Human and veterinary insulins are made at different concentrations and thus each requires its own type of syringes for proper dosing. Insulin syringes are extremely small in diameter so that injection will not be painful. It is a rare patient that objects to insulin shots per se but some dogs resent being held still. It is crucial that the injection goes into the dog rather than into the fur of the dog so let your veterinarian know if you would like a small spot shaved to facilitate the injection.

  • Vetsulin is available at 40 units of insulin per cc and requires “U-40” syringes.
  • Humulin N is available at 100 units of insulin per cc and requires “U-100” syringes.

Always be sure you have the correct syringes for your insulin.

Used syringes should be placed inside a thick plastic container (such as a liquid laundry detergent bottle or similar receptacle.). If the needle is enclosed such a container, the entire container can be closed up and disposed of in the regular trash at home. Special containers can be purchased for needle disposal or the used syringes can be returned to the veterinary hospital for disposal if you prefer. 


As of September 1st, 2008 it has been illegal to dispose of used syringes in the regular trash even if they are in a thick plastic container. You must instead return used needles to a special needle disposal center or use a special “mail-in” sharps container. In California, medical wastes must go to special medical waste landfills.

For more information on what you are allowed to do: click here.



First, feed your pet. A pet that has not eaten a normal meal but receives insulin may drop his or her blood sugar to a dangerous low level. If your pet is not eating, this could indicate a need for a check up with your veterinarian. After the pet has eaten, you are ready to give the injection.

Before drawing up the insulin in a syringe, roll the bottle back and forth in your palms so that the white material in the bottom is mixed in to the rest of the solution. Do not shake the bottle as the insulin molecule can be damaged.

When drawing up the insulin, always hold the bottle vertically to avoid unnecessary bubbles in the syringe. Since insulin is being given under the skin, the presence of bubbles is not an enormous problem (as it would be with an intravenous injection) but we still want to minimize the presence of bubbles. If you get bubbles in the syringe, flick the syringe with your fingers until the bubble rises to the top and then simply push the air out of the syringe with the plunger.

After you have the insulin dose ready in the syringe it is time to get your dog. Be sure you can trust your dog to hold reasonably still for the shot. Most dogs do not require a second person to hold them still but some dogs are very rambunctious and a helper is necessary. If you have such a pet but no helper, consider tying your dog’s leash short around a piece of furniture. (Use a slip knot in case of choking emergency.) Some dogs are very uncooperative and require a muzzle.

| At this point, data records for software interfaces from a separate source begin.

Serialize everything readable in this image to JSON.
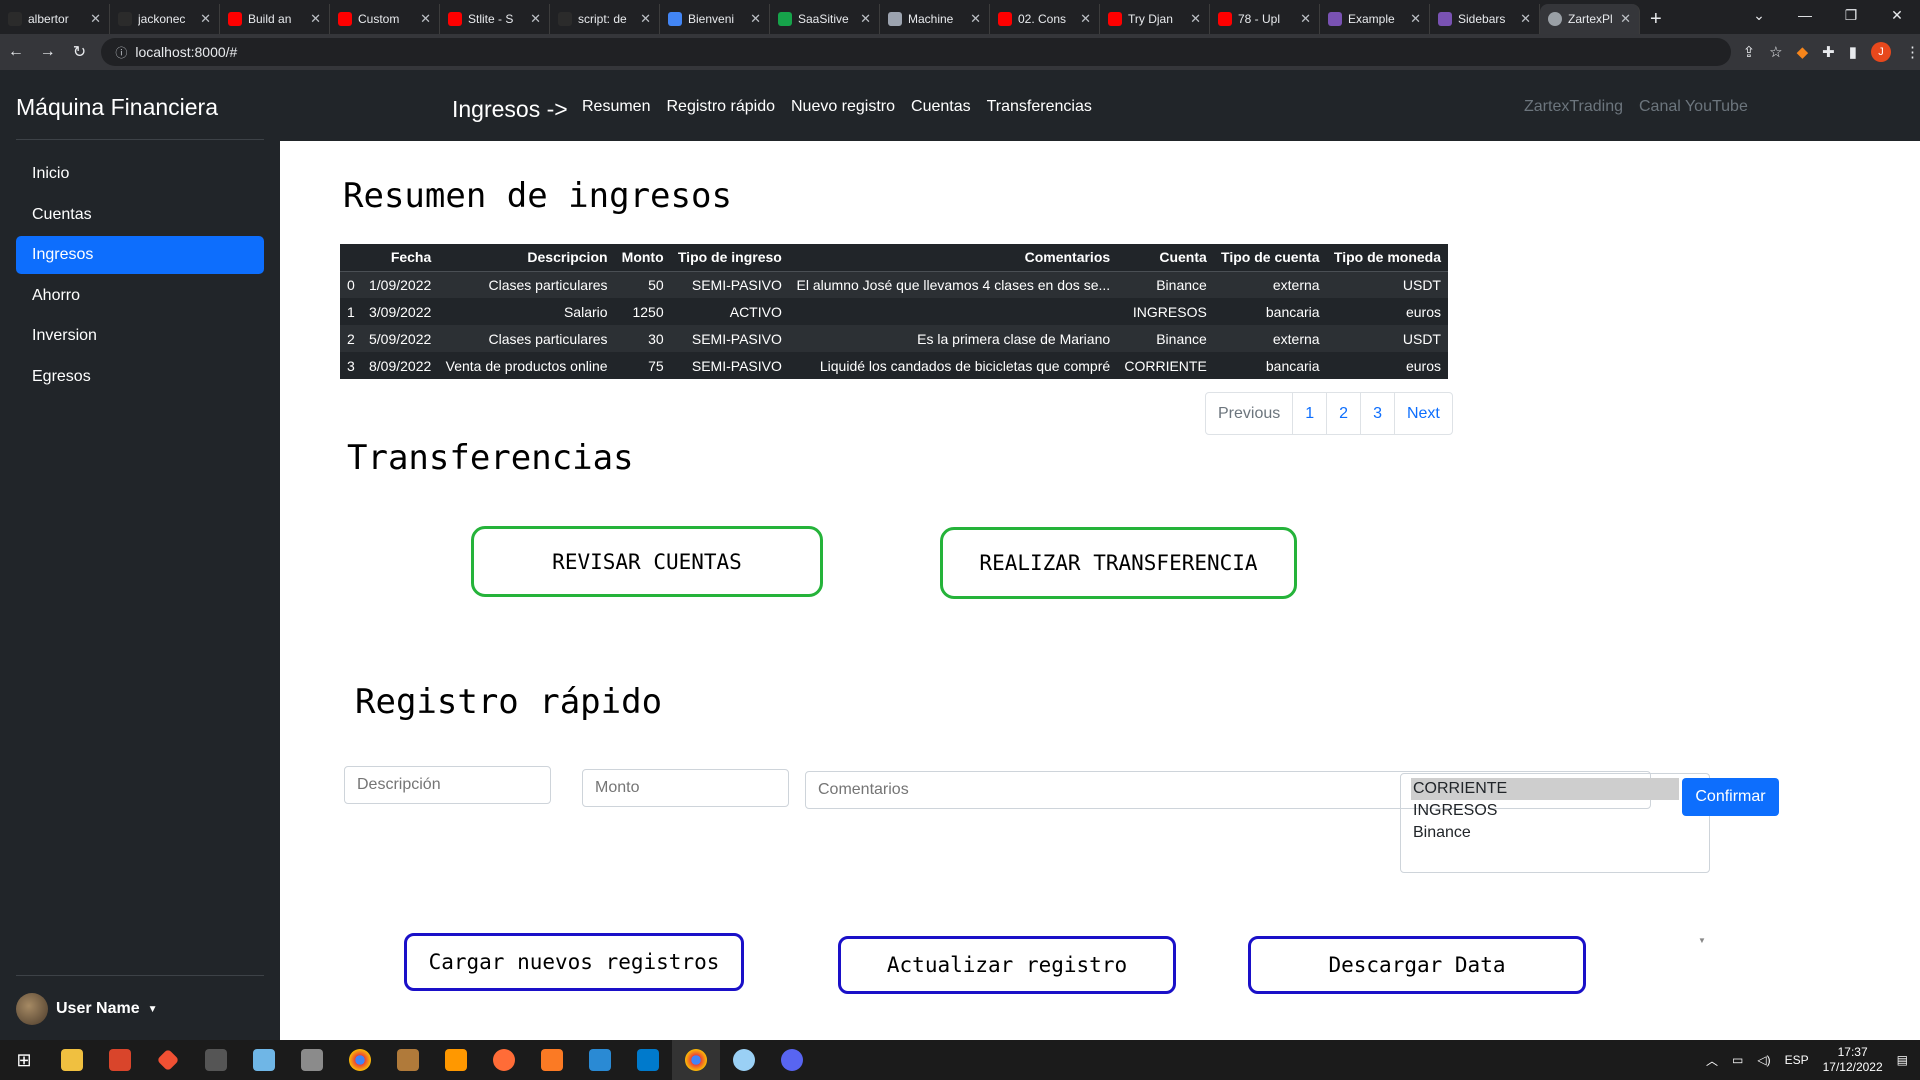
{
  "browser": {
    "tabs": [
      {
        "title": "albertor",
        "color": "#2b2b2b"
      },
      {
        "title": "jackonec",
        "color": "#2b2b2b"
      },
      {
        "title": "Build an",
        "color": "#ff0000"
      },
      {
        "title": "Custom",
        "color": "#ff0000"
      },
      {
        "title": "Stlite - S",
        "color": "#ff0000"
      },
      {
        "title": "script: de",
        "color": "#2b2b2b"
      },
      {
        "title": "Bienveni",
        "color": "#4285f4"
      },
      {
        "title": "SaaSitive",
        "color": "#16a34a"
      },
      {
        "title": "Machine",
        "color": "#9ca3af"
      },
      {
        "title": "02. Cons",
        "color": "#ff0000"
      },
      {
        "title": "Try Djan",
        "color": "#ff0000"
      },
      {
        "title": "78 - Upl",
        "color": "#ff0000"
      },
      {
        "title": "Example",
        "color": "#7952b3"
      },
      {
        "title": "Sidebars",
        "color": "#7952b3"
      }
    ],
    "active_tab": "ZartexPl",
    "url": "localhost:8000/#",
    "profile_initial": "J"
  },
  "nav": {
    "brand": "Máquina Financiera",
    "section": "Ingresos ->",
    "links": [
      "Resumen",
      "Registro rápido",
      "Nuevo registro",
      "Cuentas",
      "Transferencias"
    ],
    "right_links": [
      "ZartexTrading",
      "Canal YouTube"
    ]
  },
  "sidebar": {
    "items": [
      "Inicio",
      "Cuentas",
      "Ingresos",
      "Ahorro",
      "Inversion",
      "Egresos"
    ],
    "active": "Ingresos",
    "user": "User Name"
  },
  "resumen": {
    "title": "Resumen de ingresos",
    "columns": [
      "",
      "Fecha",
      "Descripcion",
      "Monto",
      "Tipo de ingreso",
      "Comentarios",
      "Cuenta",
      "Tipo de cuenta",
      "Tipo de moneda"
    ],
    "rows": [
      [
        "0",
        "1/09/2022",
        "Clases particulares",
        "50",
        "SEMI-PASIVO",
        "El alumno José que llevamos 4 clases en dos se...",
        "Binance",
        "externa",
        "USDT"
      ],
      [
        "1",
        "3/09/2022",
        "Salario",
        "1250",
        "ACTIVO",
        "",
        "INGRESOS",
        "bancaria",
        "euros"
      ],
      [
        "2",
        "5/09/2022",
        "Clases particulares",
        "30",
        "SEMI-PASIVO",
        "Es la primera clase de Mariano",
        "Binance",
        "externa",
        "USDT"
      ],
      [
        "3",
        "8/09/2022",
        "Venta de productos online",
        "75",
        "SEMI-PASIVO",
        "Liquidé los candados de bicicletas que compré",
        "CORRIENTE",
        "bancaria",
        "euros"
      ]
    ],
    "pagination": [
      "Previous",
      "1",
      "2",
      "3",
      "Next"
    ]
  },
  "transferencias": {
    "title": "Transferencias",
    "btn_revisar": "REVISAR CUENTAS",
    "btn_realizar": "REALIZAR TRANSFERENCIA"
  },
  "registro": {
    "title": "Registro rápido",
    "placeholder_desc": "Descripción",
    "placeholder_monto": "Monto",
    "placeholder_coment": "Comentarios",
    "accounts": [
      "CORRIENTE",
      "INGRESOS",
      "Binance"
    ],
    "selected_account": "CORRIENTE",
    "confirm": "Confirmar"
  },
  "actions": {
    "cargar": "Cargar nuevos registros",
    "actualizar": "Actualizar registro",
    "descargar": "Descargar Data"
  },
  "taskbar": {
    "lang": "ESP",
    "time": "17:37",
    "date": "17/12/2022"
  }
}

Lift up a fold of skin ideally along the side of the body. This will create a small space for the needle. Insert the needle into this space and inject the insulin. Withdraw the syringe and needle when you are finished.

To view this information in a video format:


Sometimes it is helpful to see a regular pet owner just like you perform the procedure. To see “Spencer” the diabetic dachshund get his insulin injection at home:.

 Page last updated: 12/25/09